Germany’s parliament is due to vote on Thursday on stricter measures to deal with the outbreak, while Austria imposed a lockdown on unvaccinated people at the start of the week. France, the Netherlands and many countries in Eastern Europe are also struggling to contain infections.
European Central Bank President Christine Lagarde speaks later on Wednesday, after saying on Monday that tightening monetary policy now to rein in inflation could choke off the euro zone’s recovery.
ECB board member Isabel Schnabel also speaks at a separate event.
One euro last bought $1.13245, mostly flat from Tuesday, when it dipped as low as $1.1309 for the first time since July 2020.
In contrast, sterling was firm after the release on Tuesday of data that showed British employers hired more people in October after the government’s job-protecting furlough scheme ended.
Traders will be parsing consumer price data later Wednesday for further support for Bank of England tightening.
Sterling was little changed at $1.34335 after rising as high as $1.3472 overnight.

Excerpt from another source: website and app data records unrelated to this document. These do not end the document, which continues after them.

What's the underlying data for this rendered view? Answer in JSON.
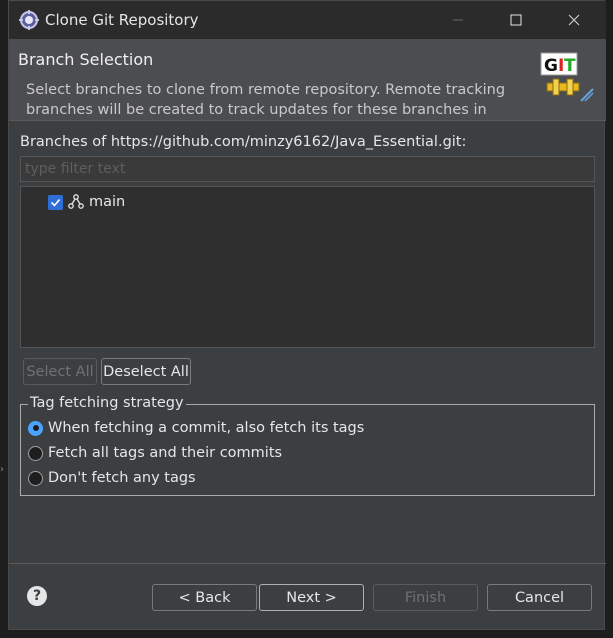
{
  "window": {
    "title": "Clone Git Repository"
  },
  "header": {
    "title": "Branch Selection",
    "description": "Select branches to clone from remote repository. Remote tracking branches will be created to track updates for these branches in the"
  },
  "branches": {
    "label": "Branches of https://github.com/minzy6162/Java_Essential.git:",
    "filter_placeholder": "type filter text",
    "filter_value": "",
    "items": [
      {
        "name": "main",
        "checked": true
      }
    ],
    "select_all_label": "Select All",
    "deselect_all_label": "Deselect All"
  },
  "tag_strategy": {
    "title": "Tag fetching strategy",
    "options": [
      {
        "label": "When fetching a commit, also fetch its tags",
        "selected": true
      },
      {
        "label": "Fetch all tags and their commits",
        "selected": false
      },
      {
        "label": "Don't fetch any tags",
        "selected": false
      }
    ]
  },
  "footer": {
    "help_label": "?",
    "back_label": "< Back",
    "next_label": "Next >",
    "finish_label": "Finish",
    "cancel_label": "Cancel"
  },
  "colors": {
    "accent": "#2d6fd6",
    "radio_selected": "#4aa3ff",
    "dialog_bg": "#3c3f41",
    "titlebar_bg": "#2b2b2b"
  },
  "icons": {
    "app": "eclipse-gear-icon",
    "git": "git-logo-icon",
    "branch": "branch-icon",
    "checkbox": "check-icon",
    "help": "help-icon"
  }
}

It strengthened slightly to 0.8429 per euro, edging back toward its strongest level this month at 0.84265, reached on Tuesday.
The Aussie sank 0.24% to $0.7287 after wage growth data came in as economists expected on Wednesday, doing nothing to sway a dovish Reserve Bank of Australia.
On Tuesday, RBA governor Philip Lowe again pushed back against market pricing for a rate hike next year, saying recent data and forecasts did not warrant such a move.
In cryptocurrencies, bitcoin traded just north of $60,000, after dipping below that level on Tuesday for the first time this month. It reached a record $69,000 on Wednesday of last week.